This excellent work, written 70 years ago, is a true story that reads like a novel. It is the account of the author's life in Russia both before and after its two revolutions. As the British Consul in Moscow, the author was acquainted with all of the main historical characters in Russia's great tragedy, from Tsarist ministers, to the men behind both the first and second revolts. He paints a grim picture of the life there after Lenin took power, but he doesn't spare either himself or others when he speaks of shortcomings in polcy. His personal life also comes under scrutiny, and he is honest about his failings. There is fear when he is arrewted by the Cheka, but it all comes out well in the end. One wonders how much more detail there would have been in this book if the author had waited to write it after World War II, or even a bit later. It is a thriller that is true, and well worth reading for its historical insights into the Russia of 1914-1918!
  • Blackstalker
This book was first published in 1932, fifteen years after the Bolsheviks came to power in Russia. It covers, not only the authors, personal experiences in Russia at that time but his earlier times in Malaya on a rubber plantation. The Malaya portion could have easily been ommited since Lockhart wrote a later account of these years in a book published in 1936. What makes this book worth reading is the Author's description of the chaos which abounded in the Soviet Union before and after Lenin seized power. As an official of the British Foreign Office assigned to their offices in St Petersburg and Moscow he gives a first hand account of the total destruction of old views held by most Soviets and the introduction of Marxist values. His description of the absolute incompetance which was rife in the British Foreign Office at that time and their refusal to accept the consequences of the Revolution is reminiscent of Jimmy Carter and the American Governments refusal to take Khommeini seriously in Iran sixty years later.

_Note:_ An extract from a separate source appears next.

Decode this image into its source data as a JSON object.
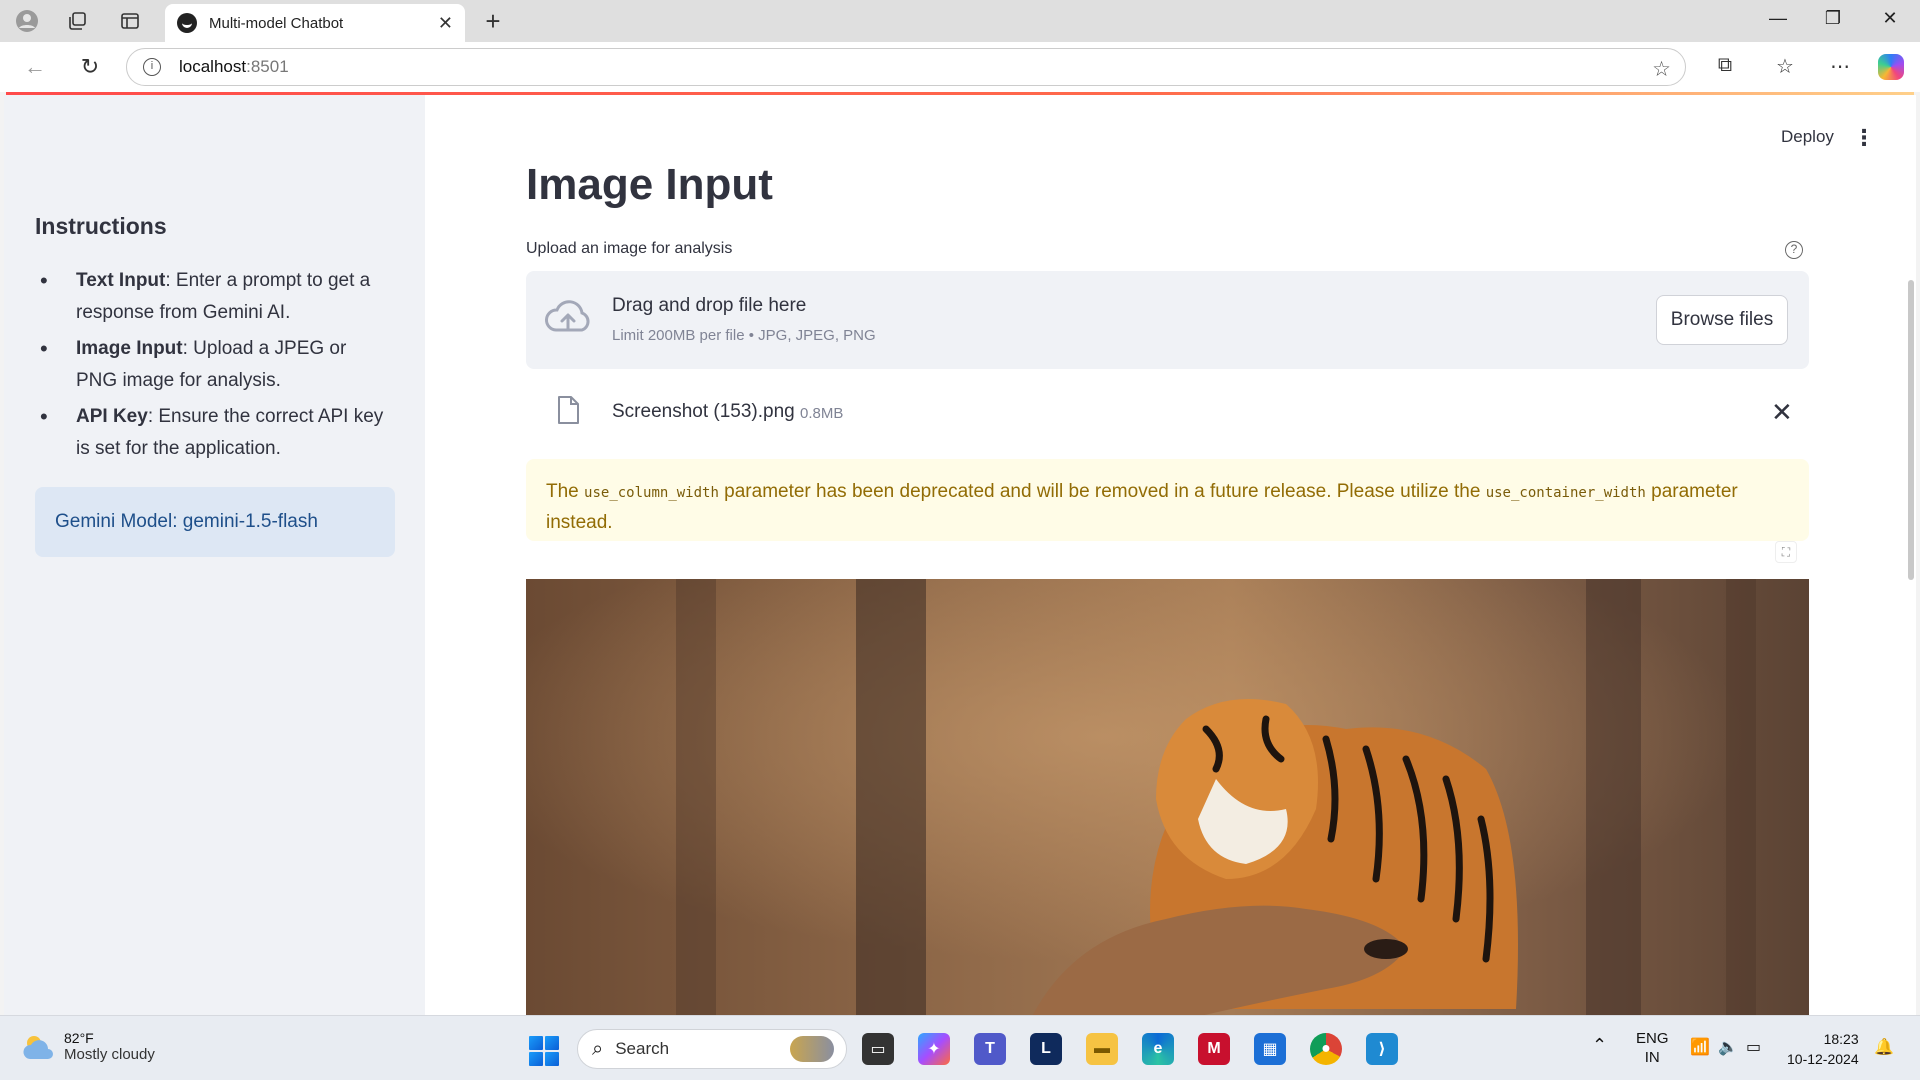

While this book may be dated in some ways it is still worth reading and provides a reminder that we continue to ignore History' teachings.
  • greed style
This is the most atrocious and time wasting book that I have read in a very long time.

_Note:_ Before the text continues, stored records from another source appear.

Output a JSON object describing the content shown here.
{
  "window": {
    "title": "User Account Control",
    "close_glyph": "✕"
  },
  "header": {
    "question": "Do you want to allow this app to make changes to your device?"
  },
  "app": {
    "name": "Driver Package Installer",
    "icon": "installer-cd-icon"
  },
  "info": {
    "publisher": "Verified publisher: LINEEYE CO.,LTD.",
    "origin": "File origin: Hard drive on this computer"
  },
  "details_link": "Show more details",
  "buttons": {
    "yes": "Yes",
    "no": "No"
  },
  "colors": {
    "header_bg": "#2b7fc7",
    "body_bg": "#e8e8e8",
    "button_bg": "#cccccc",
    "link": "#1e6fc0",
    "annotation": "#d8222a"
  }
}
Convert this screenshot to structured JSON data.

This book is about a man, who has absolutely no idea what his is doing in the middle of one of the most important social revolutions in history. This book had so much going for it and failed on all counts. A man completely oblivious to what is going around him besides who is playing at the opera that night and what he's eating or which Russian (most likely agent-provocateur) he has succeeded in bedding.

This book was written as a diary and comes off as one. He reminisces nostalgically all the carriage rides he went on, the fine hotels he stayed in, the wonderful caviar and other food he ate, and the wonderful events he attended....while all around him World War 1 raged, millions of Russians were suffering from famine, and one of the greatest cultural revolutions in time was happening.

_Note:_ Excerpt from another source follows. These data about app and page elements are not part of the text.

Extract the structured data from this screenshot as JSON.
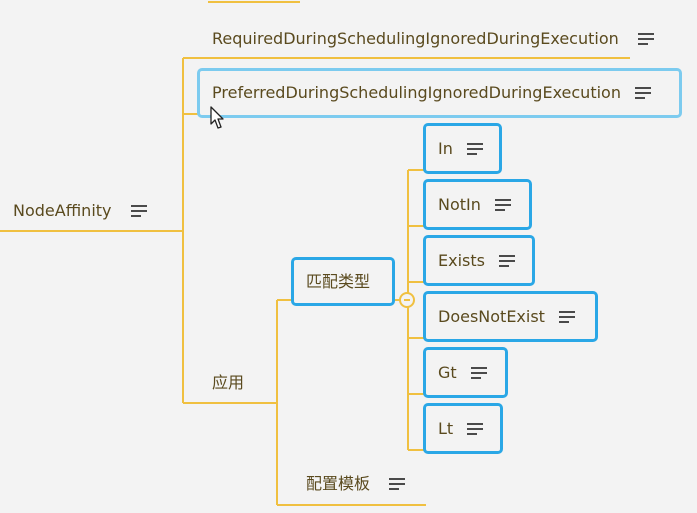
{
  "root": {
    "label": "NodeAffinity"
  },
  "branch_required": {
    "label": "RequiredDuringSchedulingIgnoredDuringExecution"
  },
  "branch_preferred": {
    "label": "PreferredDuringSchedulingIgnoredDuringExecution"
  },
  "branch_apply": {
    "label": "应用"
  },
  "match_type": {
    "label": "匹配类型"
  },
  "config_template": {
    "label": "配置模板"
  },
  "operators": [
    {
      "label": "In"
    },
    {
      "label": "NotIn"
    },
    {
      "label": "Exists"
    },
    {
      "label": "DoesNotExist"
    },
    {
      "label": "Gt"
    },
    {
      "label": "Lt"
    }
  ],
  "colors": {
    "connector": "#f0c040",
    "selection": "#2aa7e6",
    "text": "#5a4a1e",
    "background": "#f3f3f3"
  }
}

I only finished it so i could in good conscience write a scathing review. Complete waste of time. The only reason he even gets into the foreign service in the beginning is because of cheating and nepotism. So it is no wonder it ends in disaster.

In conclusion, this book has absolutely no redeaming value. The sheer audacity to write a book such as this is actually beyond me.

Total headache.